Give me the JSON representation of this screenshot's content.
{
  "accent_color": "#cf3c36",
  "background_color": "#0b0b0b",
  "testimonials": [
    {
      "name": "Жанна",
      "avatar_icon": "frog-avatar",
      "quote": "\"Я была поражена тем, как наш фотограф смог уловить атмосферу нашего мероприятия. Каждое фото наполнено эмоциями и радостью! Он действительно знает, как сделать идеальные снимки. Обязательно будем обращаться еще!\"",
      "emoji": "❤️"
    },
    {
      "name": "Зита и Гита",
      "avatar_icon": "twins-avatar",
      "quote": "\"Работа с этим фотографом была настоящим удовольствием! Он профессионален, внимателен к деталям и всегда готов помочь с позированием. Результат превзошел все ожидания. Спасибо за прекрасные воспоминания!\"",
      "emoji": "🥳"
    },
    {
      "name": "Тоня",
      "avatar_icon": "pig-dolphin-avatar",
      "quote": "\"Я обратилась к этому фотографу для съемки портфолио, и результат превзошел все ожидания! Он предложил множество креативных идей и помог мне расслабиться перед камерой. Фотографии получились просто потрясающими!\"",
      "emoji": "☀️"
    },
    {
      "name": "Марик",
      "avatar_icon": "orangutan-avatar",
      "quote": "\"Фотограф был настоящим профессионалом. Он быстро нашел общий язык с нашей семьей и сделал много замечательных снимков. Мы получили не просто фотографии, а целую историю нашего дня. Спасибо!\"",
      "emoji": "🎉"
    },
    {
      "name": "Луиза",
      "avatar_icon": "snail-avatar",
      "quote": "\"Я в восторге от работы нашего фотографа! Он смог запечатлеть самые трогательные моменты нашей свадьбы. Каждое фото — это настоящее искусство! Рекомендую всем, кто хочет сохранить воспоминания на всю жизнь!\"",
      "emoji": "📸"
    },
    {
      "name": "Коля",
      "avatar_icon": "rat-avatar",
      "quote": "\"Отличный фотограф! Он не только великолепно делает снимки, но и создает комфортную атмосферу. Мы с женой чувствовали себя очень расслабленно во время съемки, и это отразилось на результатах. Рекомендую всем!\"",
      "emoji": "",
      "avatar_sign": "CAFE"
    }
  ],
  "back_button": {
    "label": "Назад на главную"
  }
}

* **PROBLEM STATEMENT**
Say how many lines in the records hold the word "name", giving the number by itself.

* **RESULT BELOW**
6